As Justice Mokgoro stated in the Hugo case, the requirement that only laws of general application can justifiably limit human rights flow from the concept of the Rule of Law. Laws must be accessible, precise and of general application because a “person should be able to know of the law, and be able to conform his or her conduct to the law”. This is not the case here. The National Key Points Act creates criminal offences relating to Key Points, but we have no idea which properties have been declared Key Points and are unable to comply with the law because we are not allowed to know what the law has prohibited. On this ground alone, these provisions cannot stand.
A second problem is that the minister is given a vast, unfettered, subjective discretion to declare a building or complex a National Key Point. In other words, the Act says as long as the minister believes that, among other things, it is “expedient” for the “safety of the Republic”, he or she can declare a building a National Key Point and thereby limit the right to freedom of expression. This discretion is overbroad and a court would almost certainly find that less restrictive means could have been used to achieve the goal of safeguarding so-called National Key Points.

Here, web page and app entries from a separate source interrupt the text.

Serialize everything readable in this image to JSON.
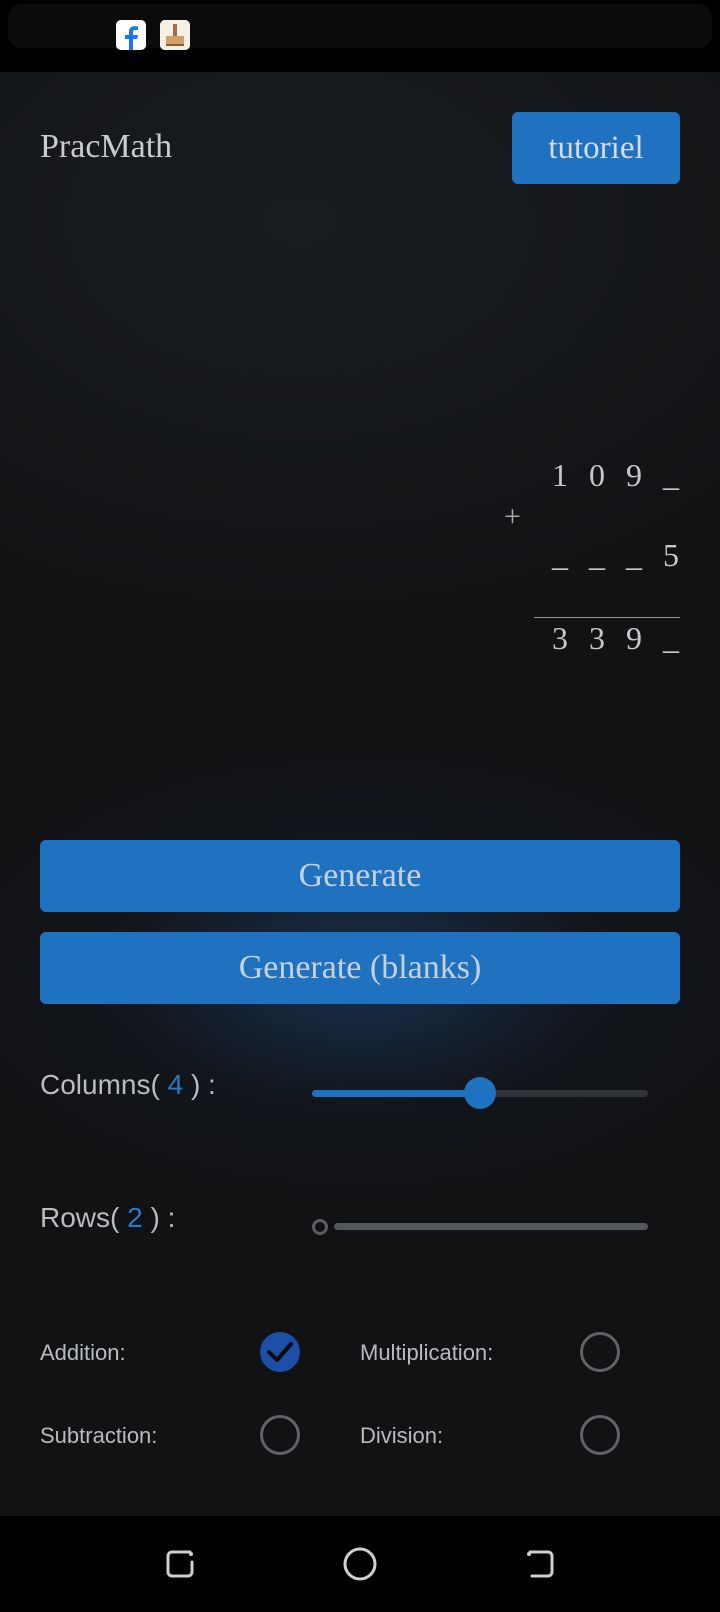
{
  "status_bar": {
    "icons": [
      "facebook-icon",
      "notification-app-icon"
    ]
  },
  "header": {
    "title": "PracMath",
    "tutorial_button": "tutoriel"
  },
  "problem": {
    "operator": "+",
    "row1": [
      "1",
      "0",
      "9",
      "_"
    ],
    "row2": [
      "_",
      "_",
      "_",
      "5"
    ],
    "result": [
      "3",
      "3",
      "9",
      "_"
    ]
  },
  "buttons": {
    "generate": "Generate",
    "generate_blanks": "Generate (blanks)"
  },
  "settings": {
    "columns_prefix": "Columns(",
    "columns_value": "4",
    "columns_suffix": ") :",
    "columns_fraction": 0.5,
    "rows_prefix": "Rows(",
    "rows_value": "2",
    "rows_suffix": ") :",
    "rows_fraction": 0.0
  },
  "operations": {
    "addition": {
      "label": "Addition:",
      "checked": true
    },
    "multiplication": {
      "label": "Multiplication:",
      "checked": false
    },
    "subtraction": {
      "label": "Subtraction:",
      "checked": false
    },
    "division": {
      "label": "Division:",
      "checked": false
    }
  },
  "nav": {
    "icons": [
      "recent-apps-icon",
      "home-icon",
      "back-icon"
    ]
  },
  "colors": {
    "accent": "#1f72c0",
    "background": "#111214",
    "checked": "#1c4fa7"
  }
}
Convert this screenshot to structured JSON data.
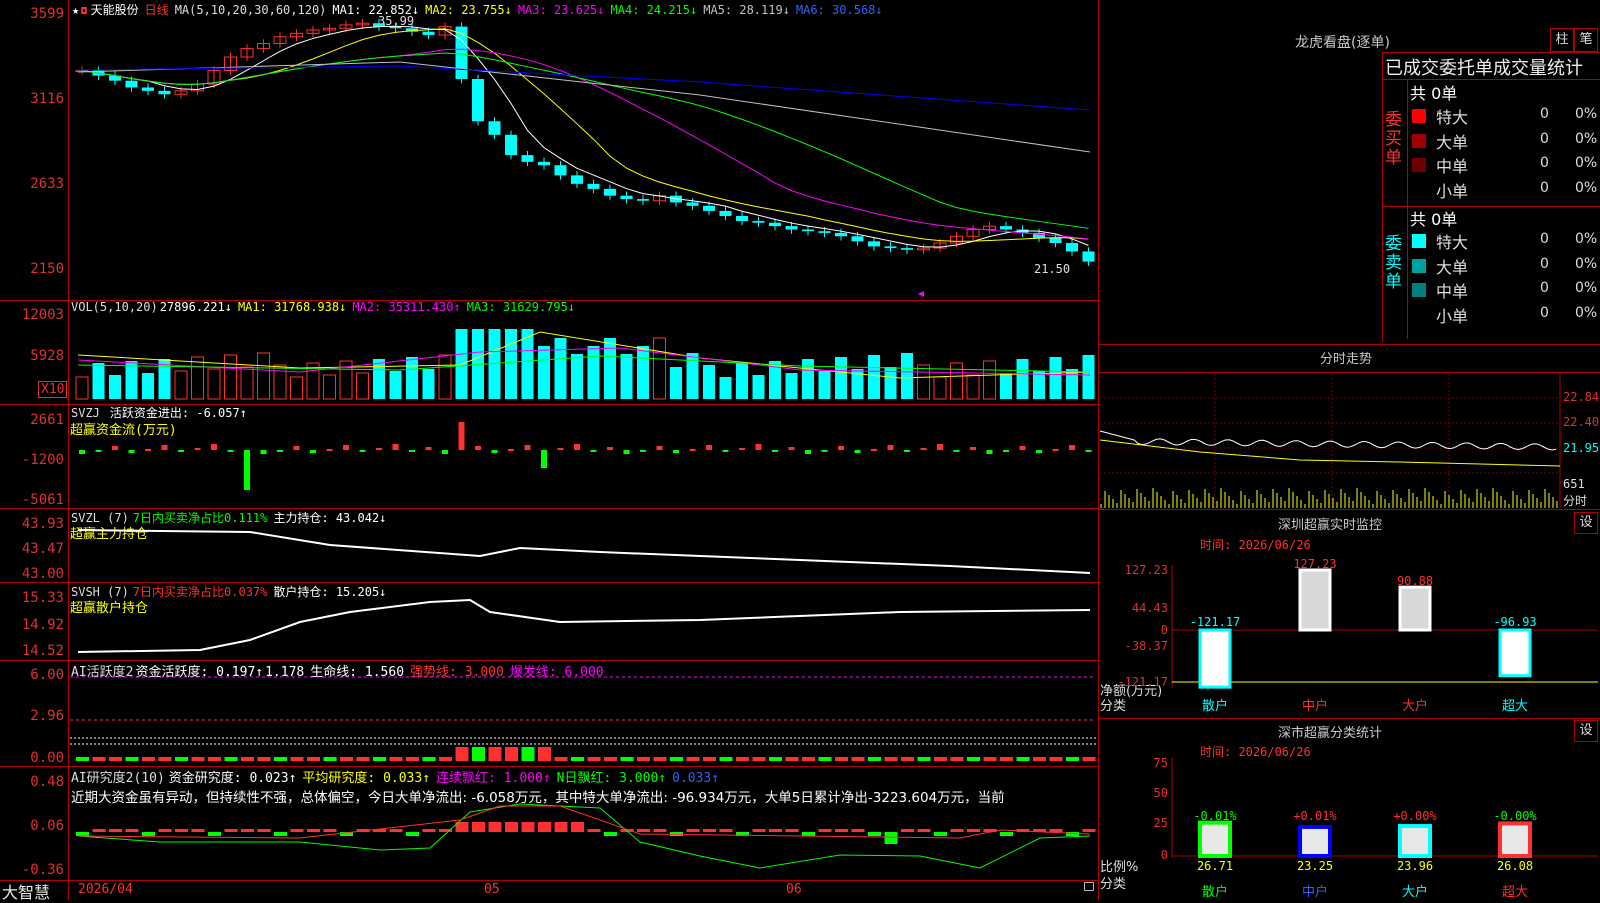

There is also a third, more general problem with the Act. Throughout, it bestows vast discretionary powers on the minister of defence, not only to declare Key Points, but also to decide how security should be handled at these Key Points and who should pay for such security upgrades. Parliament therefore delegated much of its law-making power to the minister of defence without providing any clear guidelines on how these law-making powers should be exercised. This is in contravention of the separation of powers doctrine, as the National Key Points Act bestows law making powers on a member of the executive, powers which the Constitution requires the legislature to exercise.
Given the unconstitutionality of the National Key Points Act, I would suggest that Minister Nxesi starts scouting around for yet another justification for the unlawful expenditure of R240 million of public funds on the private home of an elected politician who might well be out of office within the next two years. Who knows? It might be fourth time lucky for the minister.BACK TO TOP